But there is hope. The right wing pranksters might not be the big story of this election after all. The seven-party leadership debate offered a new narrative. The advantage of this unprecedented format for Cameron, apparently, was that it would protect him from a direct confrontation with Miliband. Perhaps he was meant to look prime ministerial while the six lesser parties squabbled. It didn’t turn out that way. For one thing it reminded us that we don't elect a prime minister. We don't even elect a government. We elect a parliament, and it's up to them to sort out the rest. For another thing, the clear winners were Nicola Sturgeon of the Scottish Nationalist Party and Leanne Wood of Plaid Cymru, with Natalie Bennett of the Greens close behind. Caroline Lucas, the Green Party’s only MP so far, is even more impressive than Bennett. A coalition led by these talented women would certainly be a breath of fresh air.

Of course, they’d have to let Ed Miliband in to make up the numbers. Time for some old school pragmatism perhaps. 

Sunday, 22 March 2015

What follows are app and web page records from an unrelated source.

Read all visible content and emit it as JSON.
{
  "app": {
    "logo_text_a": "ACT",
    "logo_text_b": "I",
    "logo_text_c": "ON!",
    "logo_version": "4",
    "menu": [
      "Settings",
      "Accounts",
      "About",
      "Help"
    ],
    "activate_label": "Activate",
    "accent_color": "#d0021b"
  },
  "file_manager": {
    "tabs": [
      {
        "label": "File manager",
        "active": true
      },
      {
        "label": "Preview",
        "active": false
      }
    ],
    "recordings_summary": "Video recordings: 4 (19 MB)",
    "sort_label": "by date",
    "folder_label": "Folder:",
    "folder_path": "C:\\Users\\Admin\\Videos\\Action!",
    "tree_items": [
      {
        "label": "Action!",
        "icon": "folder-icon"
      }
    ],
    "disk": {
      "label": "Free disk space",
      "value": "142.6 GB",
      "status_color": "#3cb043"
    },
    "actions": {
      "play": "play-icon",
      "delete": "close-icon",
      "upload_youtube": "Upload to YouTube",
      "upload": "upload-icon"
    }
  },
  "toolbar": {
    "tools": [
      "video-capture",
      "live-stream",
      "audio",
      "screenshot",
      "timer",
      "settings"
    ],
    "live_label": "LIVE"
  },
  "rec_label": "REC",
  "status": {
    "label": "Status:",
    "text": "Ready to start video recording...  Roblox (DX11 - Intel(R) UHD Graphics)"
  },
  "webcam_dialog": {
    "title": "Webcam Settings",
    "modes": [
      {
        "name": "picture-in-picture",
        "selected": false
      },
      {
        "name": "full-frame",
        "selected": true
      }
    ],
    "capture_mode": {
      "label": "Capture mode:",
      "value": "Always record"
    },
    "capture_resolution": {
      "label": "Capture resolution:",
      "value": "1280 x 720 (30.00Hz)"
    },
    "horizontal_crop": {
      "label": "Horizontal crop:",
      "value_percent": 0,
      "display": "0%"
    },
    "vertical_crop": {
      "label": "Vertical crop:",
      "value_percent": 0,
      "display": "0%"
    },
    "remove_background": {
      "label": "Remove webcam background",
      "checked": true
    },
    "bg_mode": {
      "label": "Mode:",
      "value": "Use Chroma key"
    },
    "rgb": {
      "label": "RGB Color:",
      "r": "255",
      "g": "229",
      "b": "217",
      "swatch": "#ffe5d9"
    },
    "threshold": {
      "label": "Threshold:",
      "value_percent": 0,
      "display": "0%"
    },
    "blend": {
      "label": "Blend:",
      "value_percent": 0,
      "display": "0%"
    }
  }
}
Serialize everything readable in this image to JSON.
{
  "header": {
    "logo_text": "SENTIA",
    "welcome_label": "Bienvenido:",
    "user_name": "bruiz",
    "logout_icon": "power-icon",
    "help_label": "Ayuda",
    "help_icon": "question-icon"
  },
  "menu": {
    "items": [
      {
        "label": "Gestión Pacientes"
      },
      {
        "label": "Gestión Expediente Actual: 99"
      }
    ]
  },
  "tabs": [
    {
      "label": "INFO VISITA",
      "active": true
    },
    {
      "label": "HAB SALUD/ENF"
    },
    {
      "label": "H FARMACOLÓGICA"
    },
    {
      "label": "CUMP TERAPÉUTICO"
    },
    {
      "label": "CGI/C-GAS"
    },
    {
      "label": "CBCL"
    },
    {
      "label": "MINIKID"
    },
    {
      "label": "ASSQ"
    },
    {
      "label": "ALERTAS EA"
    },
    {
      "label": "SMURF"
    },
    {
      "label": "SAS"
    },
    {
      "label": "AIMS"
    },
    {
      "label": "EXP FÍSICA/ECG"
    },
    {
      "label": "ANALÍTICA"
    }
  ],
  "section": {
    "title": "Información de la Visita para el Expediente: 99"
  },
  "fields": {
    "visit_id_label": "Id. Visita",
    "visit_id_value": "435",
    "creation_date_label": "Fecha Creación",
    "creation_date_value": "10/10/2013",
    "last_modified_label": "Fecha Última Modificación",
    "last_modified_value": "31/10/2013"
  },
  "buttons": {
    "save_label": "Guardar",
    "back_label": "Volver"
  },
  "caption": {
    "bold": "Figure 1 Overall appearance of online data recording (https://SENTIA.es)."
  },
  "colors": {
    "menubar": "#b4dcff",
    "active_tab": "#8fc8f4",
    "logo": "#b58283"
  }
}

Two mockingbirds with one stone

Previously published in the Bangladesh Daily Star

HarperCollins caused a stir with its announcement in February that it would be publishing a second novel by Harper Lee. 

To Kill a Mockingbird came out in 1960 at the height of the American Civil Rights movement. Set in 1930s Alabama, Lee’s story of a black man falsely accused of raping a white woman hit the mood of the time, won a Pulitzer, and rapidly became a classic.

Despite pressure from her publishers and enthusiastic demand from readers, Harper Lee failed to provide a follow-up. Until HarperCollins’ announcement, she was firmly in the category of single-novel authors, keeping such distinguished company as Emily Bronte (Wuthering Heights), Ralph Ellison (Invisible Man), Boris Pasternak (Doctor Zhivago), Sylvia Plath (The Bell Jar) and Arundhati Roy (The God of Small Things). Meanwhile Lee avoided interviews and publicity as assiduously as her contemporary JD Salinger.  

Now, after 55 years, a second Lee novel is about to appear. HarperCollins has described Go Set a Watchman as recently ‘discovered’, tapping into the romantic mythology of famous lost manuscripts.

By his own account, TE Lawrence had to revert to an earlier ‘inferior’ draft of The Seven Pillars of Wisdom after he accidently left the manuscript at Reading Station. A suitcase containing almost everything Hemingway had written by the age of 23, including short stories and part of a First World War novel, was apparently stolen from a railway compartment at the Gare du Lyon. Malcolm Lowry had to rewrite his first novel, Ultramarine after it was stolen from his publisher’s open-topped car. Lowry was particularly unlucky with manuscripts: years later, after Under The Volcano had made him famous, his beach shack in Canada caught fire and he was injured trying to rescue the only copy of a novel called In the Ballast of the White Sea.

So it’s exciting to hear that an unpublished work by a writer of Harper Lee’s stature has been rescued from oblivion; unless accounts of its disappearance have been exaggerated as some have suggested, and it turns out to be not altogether new.    

The publishers have presented Go Set a Watchman as a sort of sequel, in which the narrator of To Kill a Mockingbird, Scout Finch, now an adult, is ‘forced to grapple with issues both personal and political as she tries to understand her father’s attitude toward society, and her own feelings about the place where she was born and spent her childhood’. But they acknowledge that it was written first. Lee’s account, as reported by HarperCollins, is that the editor who read it in the mid-50s, ‘taken by the flashbacks to Scout’s childhood,’ persuaded her ‘to write a novel from the point of view of the young Scout’. It was this that became To Kill a Mockingbird

Inevitably, Go Set a Watchman is already a bestseller four months before its release date. Will it turn out to be a sequel, or a superseded draft? A curiosity or an instant classic? We’ll find out soon enough.